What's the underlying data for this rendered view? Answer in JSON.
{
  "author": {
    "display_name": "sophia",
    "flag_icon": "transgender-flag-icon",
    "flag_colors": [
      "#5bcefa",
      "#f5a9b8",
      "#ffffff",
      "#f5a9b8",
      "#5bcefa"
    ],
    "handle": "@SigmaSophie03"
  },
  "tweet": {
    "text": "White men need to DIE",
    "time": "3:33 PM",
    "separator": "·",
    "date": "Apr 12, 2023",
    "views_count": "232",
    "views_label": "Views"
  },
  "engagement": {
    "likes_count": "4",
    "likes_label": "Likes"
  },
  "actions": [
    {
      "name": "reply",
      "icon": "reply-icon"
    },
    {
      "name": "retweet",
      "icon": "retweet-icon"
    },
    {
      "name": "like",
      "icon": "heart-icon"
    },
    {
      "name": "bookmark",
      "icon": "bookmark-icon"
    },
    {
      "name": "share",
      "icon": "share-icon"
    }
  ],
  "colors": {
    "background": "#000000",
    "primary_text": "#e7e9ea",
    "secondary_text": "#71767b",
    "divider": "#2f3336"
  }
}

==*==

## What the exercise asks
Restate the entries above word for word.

## Answer to the exercise
What's the underlying data for this rendered view? Answer in JSON.
{
  "author": {
    "display_name": "sophia",
    "flag_icon": "transgender-flag-icon",
    "flag_colors": [
      "#5bcefa",
      "#f5a9b8",
      "#ffffff",
      "#f5a9b8",
      "#5bcefa"
    ],
    "handle": "@SigmaSophie03"
  },
  "tweet": {
    "text": "White men need to DIE",
    "time": "3:33 PM",
    "separator": "·",
    "date": "Apr 12, 2023",
    "views_count": "232",
    "views_label": "Views"
  },
  "engagement": {
    "likes_count": "4",
    "likes_label": "Likes"
  },
  "actions": [
    {
      "name": "reply",
      "icon": "reply-icon"
    },
    {
      "name": "retweet",
      "icon": "retweet-icon"
    },
    {
      "name": "like",
      "icon": "heart-icon"
    },
    {
      "name": "bookmark",
      "icon": "bookmark-icon"
    },
    {
      "name": "share",
      "icon": "share-icon"
    }
  ],
  "colors": {
    "background": "#000000",
    "primary_text": "#e7e9ea",
    "secondary_text": "#71767b",
    "divider": "#2f3336"
  }
}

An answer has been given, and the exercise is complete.